In observation of National Atrial Fibrillation Awareness Month, a survey sponsored by iRhythm Technologies reveals that nearly half of Americans lack awareness about the primary symptoms of this common yet potentially deadly heart rhythm disturbance. Additionally, the survey of 1,013 American adults found that fewer than 20% of respondents could correctly identify medical conditions such as sleep apnea and diabetes as risk factors for atrial fibrillation (Afib). Afib is the most common type of cardiac arrhythmia, affecting nearly 2.7 million people in the United States and increasing the risk of a stroke fivefold.
“Symptoms of Afib can vary, but typically include racing or pounding sensations in the chest, heart palpitations, shortness of breath, dizziness, or fatigue. Patients with suggestive symptoms–especially those over age 65 or with medical conditions that increase the risk or worsen the consequences of Afib–should be evaluated using longer term cardiac monitoring,” says Emerson Liu, MD, a clinical cardiac electrophysiologist at Allegheny General Hospital in Pittsburgh, Pa, in a release. Because the incidence of Afib increases with age, the number of cases in the United States is expected to increase significantly in the coming years as the population ages.
Low Awareness of Symptoms
Only a third of Americans are aware that Afib symptoms can also include shortness of breath (37%), dizziness or light-headedness (34%), and fatigue (27%). Even fewer respondents (21%) are aware Afib may have no symptoms at all.
Low Awareness of Risk Factors
While the survey showed that nearly half of Americans are aware that the risk of developing Afib is increased by a family history of the condition (48%) and high blood pressure (43%), far fewer are aware that a number of medical conditions are also risk factors for Afib: sleep apnea (16%), diabetes (14%), excessive alcohol consumption (11%), thyroid problems (7%), having major surgery (6%), lung disease (5%), and kidney disease (3%).
Increased Stroke Risk
Data show that Afib elevates a patient’s risk of ischemic stroke by five times, making its timely diagnosis critical so that proper treatment may be initiated to prevent a stroke.

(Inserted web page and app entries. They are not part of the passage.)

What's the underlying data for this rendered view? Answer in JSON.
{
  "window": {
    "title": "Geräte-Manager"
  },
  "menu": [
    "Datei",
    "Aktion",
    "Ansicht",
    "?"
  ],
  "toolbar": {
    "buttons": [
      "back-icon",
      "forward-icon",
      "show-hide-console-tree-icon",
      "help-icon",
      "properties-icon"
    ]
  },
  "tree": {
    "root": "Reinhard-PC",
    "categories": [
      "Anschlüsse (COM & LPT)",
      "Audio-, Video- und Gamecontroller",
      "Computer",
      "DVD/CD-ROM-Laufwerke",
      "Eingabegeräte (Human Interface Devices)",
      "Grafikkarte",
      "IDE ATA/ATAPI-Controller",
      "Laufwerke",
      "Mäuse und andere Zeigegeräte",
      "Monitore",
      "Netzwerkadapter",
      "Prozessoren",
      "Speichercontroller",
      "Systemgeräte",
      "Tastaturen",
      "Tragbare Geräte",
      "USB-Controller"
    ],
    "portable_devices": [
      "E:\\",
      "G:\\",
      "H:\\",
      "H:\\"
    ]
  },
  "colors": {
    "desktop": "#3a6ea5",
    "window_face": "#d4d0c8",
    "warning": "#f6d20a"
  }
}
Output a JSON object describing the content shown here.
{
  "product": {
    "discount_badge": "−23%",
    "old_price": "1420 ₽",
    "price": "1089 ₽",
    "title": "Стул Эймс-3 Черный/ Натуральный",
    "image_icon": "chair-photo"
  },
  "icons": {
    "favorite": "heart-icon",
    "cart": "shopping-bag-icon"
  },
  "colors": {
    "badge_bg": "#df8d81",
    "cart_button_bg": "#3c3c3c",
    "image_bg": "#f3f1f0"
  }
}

The survey revealed that while nearly half (45%) of Americans are aware the condition may increase stroke risk, only 17% are aware of the extent of the considerable (fivefold) increase in risk.
“Physicians need to know if stroke or TIA patients have an underlying cardiac arrhythmia which may have caused their neurological event, as this will impact treatment to help prevent a recurrence,” stated Hooman Kamel, MD, a neurologist at New York-Presbyterian Hospital/Weill Cornell Medical College.
New Digital Technology to Improve Afib Diagnosis
While Afib can be difficult to detect because its symptoms occur sporadically–or, in some cases, patients have no symptoms–new digital healthcare technologies are improving doctors’ ability to diagnose the condition. For this, iRhythm Technologies touts its ZIO Service, a small, wearable patch that continuously records a patient’s heartbeats for up to 2 weeks. The heartbeat data is then analyzed and a report is shared with the patient’s doctor using a secure website, to enable proper Afib diagnosis and treatment if necessary. The ZIO Service is FDA-cleared and its performance is backed by multiple peer-reviewed, published studies.
“Continuous long-term cardiac monitoring is essential to detect Afib, which may occur infrequently and often has no symptoms,” Kamel says. “However, many of the available monitoring options do not capture enough data or record for a long enough period of time, are burdensome for patients to wear, or are too expensive.”